• _WHAT YOU ARE ASKED TO DO_: Run through the records and, wherever a line holds the word "this", return that line.

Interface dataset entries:
------------------------------------
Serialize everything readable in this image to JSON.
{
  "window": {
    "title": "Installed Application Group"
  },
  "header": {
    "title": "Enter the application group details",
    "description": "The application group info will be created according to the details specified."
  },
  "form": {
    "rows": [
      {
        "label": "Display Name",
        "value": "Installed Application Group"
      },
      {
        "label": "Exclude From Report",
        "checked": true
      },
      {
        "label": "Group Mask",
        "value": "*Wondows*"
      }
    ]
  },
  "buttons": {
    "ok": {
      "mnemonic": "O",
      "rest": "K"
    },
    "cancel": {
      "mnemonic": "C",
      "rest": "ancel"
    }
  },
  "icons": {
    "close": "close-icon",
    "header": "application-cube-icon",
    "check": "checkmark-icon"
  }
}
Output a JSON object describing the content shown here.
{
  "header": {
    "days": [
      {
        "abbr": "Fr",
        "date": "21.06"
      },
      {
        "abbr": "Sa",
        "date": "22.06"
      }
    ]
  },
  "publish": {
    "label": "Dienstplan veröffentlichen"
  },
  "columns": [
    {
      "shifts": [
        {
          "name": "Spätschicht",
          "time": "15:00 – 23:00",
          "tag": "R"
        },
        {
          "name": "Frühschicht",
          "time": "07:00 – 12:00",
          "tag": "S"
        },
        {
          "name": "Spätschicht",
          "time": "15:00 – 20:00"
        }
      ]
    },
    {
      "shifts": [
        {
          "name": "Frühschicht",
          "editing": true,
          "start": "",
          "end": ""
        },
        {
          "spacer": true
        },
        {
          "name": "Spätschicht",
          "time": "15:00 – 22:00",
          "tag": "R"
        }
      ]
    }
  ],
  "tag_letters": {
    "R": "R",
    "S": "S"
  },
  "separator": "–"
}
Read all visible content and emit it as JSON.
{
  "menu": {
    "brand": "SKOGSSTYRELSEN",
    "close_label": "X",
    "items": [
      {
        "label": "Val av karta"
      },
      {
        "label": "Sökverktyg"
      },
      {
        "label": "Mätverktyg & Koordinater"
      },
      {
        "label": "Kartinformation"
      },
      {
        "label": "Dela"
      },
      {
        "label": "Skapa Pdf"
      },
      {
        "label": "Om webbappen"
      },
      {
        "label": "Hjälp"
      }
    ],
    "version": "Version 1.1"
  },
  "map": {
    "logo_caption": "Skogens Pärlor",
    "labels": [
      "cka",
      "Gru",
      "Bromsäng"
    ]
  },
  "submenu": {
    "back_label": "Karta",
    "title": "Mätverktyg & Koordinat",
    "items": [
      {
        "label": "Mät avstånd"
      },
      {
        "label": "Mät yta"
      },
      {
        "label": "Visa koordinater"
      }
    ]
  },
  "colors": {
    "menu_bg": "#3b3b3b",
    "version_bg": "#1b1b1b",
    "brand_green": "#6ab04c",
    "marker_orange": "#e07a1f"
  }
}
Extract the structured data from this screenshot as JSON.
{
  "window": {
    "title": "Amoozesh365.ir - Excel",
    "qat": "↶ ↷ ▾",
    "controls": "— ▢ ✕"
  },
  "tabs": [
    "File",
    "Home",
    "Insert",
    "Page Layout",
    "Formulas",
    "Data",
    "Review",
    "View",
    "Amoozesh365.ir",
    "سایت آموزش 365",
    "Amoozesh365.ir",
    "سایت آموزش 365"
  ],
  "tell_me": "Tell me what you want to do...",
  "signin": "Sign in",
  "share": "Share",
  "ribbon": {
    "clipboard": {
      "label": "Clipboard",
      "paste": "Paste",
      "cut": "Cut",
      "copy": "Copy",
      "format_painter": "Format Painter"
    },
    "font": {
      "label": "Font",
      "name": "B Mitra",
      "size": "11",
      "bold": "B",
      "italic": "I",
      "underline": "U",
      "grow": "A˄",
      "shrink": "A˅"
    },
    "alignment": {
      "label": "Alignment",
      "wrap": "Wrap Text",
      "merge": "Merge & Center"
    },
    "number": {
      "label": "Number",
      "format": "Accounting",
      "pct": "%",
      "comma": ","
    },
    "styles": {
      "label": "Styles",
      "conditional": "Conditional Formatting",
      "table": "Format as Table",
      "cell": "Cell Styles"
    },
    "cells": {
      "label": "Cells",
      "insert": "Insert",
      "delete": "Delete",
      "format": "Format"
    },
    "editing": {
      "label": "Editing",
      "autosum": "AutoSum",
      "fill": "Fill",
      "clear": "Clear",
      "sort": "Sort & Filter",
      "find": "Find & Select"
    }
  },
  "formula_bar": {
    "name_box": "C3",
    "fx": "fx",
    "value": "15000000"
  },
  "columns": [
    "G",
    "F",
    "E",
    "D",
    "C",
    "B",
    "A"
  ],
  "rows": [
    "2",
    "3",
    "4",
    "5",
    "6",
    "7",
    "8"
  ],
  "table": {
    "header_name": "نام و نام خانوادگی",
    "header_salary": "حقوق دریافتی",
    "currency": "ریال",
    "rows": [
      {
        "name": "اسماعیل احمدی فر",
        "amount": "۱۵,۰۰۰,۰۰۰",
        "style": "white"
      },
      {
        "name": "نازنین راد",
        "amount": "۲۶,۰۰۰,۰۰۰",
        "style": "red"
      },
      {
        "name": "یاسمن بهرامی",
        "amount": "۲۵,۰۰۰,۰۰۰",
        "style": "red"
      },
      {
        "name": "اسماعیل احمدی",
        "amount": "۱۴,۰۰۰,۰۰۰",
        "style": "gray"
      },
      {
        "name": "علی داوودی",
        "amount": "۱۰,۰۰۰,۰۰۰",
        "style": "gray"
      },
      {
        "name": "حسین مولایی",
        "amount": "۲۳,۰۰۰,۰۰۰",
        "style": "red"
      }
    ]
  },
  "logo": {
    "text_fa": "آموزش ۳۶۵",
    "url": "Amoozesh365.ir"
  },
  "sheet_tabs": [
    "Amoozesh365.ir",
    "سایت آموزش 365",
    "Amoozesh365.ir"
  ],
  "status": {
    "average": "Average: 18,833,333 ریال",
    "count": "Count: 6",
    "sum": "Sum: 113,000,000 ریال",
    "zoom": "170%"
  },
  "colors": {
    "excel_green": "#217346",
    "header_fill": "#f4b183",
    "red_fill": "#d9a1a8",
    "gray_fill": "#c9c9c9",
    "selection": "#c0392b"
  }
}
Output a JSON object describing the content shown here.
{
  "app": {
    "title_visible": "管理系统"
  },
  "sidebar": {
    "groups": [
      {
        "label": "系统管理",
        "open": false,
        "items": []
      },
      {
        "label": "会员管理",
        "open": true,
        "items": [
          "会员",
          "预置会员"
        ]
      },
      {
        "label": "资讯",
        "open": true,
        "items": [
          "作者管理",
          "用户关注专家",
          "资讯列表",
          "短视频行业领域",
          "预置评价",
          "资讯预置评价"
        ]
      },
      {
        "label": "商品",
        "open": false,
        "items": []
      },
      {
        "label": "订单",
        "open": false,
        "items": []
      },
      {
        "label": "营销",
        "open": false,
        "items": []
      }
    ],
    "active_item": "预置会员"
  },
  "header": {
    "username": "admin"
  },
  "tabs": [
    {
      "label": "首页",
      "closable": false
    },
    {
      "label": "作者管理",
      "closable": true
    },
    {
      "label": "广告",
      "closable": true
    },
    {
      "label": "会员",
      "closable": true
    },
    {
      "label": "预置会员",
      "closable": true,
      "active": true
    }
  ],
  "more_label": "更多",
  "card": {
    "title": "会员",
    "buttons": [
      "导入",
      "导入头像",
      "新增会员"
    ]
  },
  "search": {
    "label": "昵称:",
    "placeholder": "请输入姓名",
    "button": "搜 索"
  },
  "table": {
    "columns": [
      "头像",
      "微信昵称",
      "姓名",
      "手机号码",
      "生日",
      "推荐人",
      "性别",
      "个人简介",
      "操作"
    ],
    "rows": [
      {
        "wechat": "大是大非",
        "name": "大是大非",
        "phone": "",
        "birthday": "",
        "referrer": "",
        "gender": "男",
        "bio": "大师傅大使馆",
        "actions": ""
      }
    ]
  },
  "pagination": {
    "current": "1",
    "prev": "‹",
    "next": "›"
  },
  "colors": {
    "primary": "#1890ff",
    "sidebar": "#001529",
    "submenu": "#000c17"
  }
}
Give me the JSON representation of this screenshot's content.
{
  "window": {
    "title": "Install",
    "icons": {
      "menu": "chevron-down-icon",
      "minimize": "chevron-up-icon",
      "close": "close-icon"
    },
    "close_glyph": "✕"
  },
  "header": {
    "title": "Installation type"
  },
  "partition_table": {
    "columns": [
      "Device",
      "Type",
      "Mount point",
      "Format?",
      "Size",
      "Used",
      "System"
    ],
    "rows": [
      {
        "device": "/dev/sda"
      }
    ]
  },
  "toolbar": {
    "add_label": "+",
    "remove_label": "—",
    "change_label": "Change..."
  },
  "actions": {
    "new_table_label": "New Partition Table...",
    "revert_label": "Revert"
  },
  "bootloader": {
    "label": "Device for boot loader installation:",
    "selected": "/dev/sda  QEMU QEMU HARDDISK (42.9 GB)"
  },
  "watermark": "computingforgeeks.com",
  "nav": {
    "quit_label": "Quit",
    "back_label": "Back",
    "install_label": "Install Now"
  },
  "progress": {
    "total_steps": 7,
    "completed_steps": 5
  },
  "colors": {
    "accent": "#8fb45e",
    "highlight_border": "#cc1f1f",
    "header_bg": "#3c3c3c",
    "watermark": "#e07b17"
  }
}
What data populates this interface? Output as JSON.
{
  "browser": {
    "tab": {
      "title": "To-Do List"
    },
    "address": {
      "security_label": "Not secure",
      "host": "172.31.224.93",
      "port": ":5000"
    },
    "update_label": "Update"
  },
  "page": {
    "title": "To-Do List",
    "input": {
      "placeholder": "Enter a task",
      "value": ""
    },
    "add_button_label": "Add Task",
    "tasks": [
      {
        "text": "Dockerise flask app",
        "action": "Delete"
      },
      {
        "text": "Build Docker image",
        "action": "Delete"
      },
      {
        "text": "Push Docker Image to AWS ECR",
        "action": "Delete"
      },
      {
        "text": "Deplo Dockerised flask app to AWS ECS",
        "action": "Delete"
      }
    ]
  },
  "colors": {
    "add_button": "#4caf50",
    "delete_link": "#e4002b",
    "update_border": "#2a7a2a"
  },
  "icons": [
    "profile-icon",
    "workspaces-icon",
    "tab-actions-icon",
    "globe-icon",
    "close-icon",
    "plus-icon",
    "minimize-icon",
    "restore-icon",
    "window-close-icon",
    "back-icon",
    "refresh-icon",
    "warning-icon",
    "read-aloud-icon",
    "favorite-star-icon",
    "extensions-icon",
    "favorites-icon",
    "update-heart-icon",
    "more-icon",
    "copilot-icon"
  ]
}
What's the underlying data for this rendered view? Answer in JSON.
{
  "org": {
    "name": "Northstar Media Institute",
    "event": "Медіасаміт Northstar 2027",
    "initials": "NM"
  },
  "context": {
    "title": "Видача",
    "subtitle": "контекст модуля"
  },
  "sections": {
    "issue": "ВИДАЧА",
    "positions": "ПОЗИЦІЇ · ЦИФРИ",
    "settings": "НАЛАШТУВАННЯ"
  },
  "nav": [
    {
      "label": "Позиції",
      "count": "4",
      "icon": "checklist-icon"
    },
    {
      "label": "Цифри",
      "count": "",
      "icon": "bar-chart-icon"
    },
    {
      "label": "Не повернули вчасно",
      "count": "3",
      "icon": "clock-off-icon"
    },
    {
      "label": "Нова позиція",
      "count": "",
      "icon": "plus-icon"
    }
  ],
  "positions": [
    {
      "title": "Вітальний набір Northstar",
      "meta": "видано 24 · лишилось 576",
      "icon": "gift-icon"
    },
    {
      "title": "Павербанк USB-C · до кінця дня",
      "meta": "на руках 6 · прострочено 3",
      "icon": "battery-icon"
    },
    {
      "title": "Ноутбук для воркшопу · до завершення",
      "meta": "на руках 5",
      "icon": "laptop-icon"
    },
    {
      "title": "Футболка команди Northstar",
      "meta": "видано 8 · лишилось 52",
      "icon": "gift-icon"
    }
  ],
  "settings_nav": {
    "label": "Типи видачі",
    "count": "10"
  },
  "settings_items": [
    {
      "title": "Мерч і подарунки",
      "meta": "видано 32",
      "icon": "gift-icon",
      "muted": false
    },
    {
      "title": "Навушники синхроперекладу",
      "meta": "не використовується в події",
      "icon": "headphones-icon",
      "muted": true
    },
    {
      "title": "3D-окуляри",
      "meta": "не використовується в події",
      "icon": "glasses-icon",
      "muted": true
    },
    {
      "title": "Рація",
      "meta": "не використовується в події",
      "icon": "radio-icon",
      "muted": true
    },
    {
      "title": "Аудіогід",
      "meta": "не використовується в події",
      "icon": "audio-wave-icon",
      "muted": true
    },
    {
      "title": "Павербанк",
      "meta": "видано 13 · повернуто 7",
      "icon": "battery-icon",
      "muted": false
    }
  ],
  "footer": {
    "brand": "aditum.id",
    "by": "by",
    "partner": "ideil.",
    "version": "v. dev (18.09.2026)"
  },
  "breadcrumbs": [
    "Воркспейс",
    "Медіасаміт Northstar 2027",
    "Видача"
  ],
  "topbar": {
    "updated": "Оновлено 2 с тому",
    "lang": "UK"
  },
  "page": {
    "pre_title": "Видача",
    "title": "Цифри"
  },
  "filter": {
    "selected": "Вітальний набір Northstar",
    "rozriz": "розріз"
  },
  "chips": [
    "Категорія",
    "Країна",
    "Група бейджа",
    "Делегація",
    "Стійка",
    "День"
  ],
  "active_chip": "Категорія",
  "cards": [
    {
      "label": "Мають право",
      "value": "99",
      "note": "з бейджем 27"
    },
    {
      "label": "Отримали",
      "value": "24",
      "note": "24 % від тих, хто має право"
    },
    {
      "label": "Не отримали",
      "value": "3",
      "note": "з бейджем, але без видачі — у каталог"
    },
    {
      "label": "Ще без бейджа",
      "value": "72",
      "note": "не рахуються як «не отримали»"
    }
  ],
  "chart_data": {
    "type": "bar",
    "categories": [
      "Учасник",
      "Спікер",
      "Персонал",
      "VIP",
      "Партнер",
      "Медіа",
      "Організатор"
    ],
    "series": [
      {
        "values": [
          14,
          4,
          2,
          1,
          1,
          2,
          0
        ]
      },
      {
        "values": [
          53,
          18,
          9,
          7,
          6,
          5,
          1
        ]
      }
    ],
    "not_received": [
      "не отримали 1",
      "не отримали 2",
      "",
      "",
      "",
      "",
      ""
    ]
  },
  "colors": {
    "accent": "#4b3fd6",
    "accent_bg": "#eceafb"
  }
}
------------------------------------
• _ANSWER SPACE_:
Serialize everything readable in this image to JSON.
Extract the structured data from this screenshot as JSON.
Give me the JSON representation of this screenshot's content.
What data populates this interface? Output as JSON.
What's the underlying data for this rendered view? Answer in JSON.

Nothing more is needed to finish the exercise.